--- Activity ---
Copy each line from the entries that the word "slug" appears in.
___ Exercise materials
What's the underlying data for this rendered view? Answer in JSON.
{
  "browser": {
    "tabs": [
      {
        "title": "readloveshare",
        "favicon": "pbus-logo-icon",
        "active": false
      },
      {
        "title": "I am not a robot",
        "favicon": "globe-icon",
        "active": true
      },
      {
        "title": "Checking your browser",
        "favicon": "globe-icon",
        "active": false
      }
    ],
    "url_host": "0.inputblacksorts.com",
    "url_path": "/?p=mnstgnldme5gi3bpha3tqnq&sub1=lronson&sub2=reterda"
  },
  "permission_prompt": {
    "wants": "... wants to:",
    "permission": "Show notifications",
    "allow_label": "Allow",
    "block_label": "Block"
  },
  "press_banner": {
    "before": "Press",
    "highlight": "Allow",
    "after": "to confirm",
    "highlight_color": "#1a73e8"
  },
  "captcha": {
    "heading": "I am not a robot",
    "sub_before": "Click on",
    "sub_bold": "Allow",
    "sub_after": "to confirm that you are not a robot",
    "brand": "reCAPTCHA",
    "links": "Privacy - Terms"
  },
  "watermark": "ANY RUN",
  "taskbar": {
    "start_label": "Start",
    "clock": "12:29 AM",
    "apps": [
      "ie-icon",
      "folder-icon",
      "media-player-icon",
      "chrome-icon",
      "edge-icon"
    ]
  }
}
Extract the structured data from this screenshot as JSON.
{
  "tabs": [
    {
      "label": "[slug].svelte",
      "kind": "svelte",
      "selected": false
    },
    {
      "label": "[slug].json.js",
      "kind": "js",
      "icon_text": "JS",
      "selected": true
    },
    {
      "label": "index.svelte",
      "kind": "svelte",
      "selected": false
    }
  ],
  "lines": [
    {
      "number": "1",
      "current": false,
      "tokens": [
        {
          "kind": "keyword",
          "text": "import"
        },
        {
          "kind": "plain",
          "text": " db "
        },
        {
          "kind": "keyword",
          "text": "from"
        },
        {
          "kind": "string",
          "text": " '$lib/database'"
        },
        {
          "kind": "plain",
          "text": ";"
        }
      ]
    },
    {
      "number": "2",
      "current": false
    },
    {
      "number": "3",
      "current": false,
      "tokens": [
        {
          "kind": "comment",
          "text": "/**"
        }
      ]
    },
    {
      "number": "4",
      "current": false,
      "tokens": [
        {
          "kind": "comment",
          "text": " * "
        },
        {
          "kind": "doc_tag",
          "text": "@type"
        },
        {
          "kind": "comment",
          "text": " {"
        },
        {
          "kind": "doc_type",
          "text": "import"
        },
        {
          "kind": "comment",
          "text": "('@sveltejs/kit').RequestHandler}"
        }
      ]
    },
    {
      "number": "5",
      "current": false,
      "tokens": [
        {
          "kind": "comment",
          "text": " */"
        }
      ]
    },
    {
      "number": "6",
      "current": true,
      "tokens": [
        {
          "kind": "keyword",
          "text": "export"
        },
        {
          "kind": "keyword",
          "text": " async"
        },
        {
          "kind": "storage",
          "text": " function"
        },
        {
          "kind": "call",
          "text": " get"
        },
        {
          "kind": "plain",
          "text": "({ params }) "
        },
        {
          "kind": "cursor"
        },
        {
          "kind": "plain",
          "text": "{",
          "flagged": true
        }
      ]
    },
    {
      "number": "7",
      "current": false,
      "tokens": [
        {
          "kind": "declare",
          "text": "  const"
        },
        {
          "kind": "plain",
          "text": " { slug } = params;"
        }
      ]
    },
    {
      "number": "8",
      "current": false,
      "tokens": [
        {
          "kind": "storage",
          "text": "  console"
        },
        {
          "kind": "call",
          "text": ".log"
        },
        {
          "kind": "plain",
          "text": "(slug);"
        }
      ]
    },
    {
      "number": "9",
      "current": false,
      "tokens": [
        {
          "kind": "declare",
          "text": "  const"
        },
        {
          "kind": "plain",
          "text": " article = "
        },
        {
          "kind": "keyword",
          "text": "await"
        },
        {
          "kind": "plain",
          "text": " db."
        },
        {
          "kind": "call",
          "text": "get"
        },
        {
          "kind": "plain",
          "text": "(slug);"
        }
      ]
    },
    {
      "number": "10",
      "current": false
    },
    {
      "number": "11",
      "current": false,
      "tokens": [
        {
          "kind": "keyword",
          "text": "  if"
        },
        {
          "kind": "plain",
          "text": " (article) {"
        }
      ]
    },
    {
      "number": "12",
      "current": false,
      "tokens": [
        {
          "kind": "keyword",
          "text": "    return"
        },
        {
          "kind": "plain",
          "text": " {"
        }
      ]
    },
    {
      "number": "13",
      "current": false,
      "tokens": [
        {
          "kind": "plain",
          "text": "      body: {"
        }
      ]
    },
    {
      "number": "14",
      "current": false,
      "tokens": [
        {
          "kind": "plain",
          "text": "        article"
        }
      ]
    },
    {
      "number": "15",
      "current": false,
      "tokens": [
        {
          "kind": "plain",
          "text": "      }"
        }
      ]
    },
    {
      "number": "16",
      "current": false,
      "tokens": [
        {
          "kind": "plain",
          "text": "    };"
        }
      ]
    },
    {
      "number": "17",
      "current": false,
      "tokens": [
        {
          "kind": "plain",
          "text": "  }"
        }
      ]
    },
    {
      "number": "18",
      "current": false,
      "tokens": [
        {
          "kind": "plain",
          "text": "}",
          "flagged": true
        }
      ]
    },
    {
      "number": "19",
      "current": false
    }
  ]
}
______
--- Response below ---
      "label": "[slug].svelte",
      "label": "[slug].json.js",
          "text": " { slug } = params;"
          "text": "(slug);"
          "text": "(slug);"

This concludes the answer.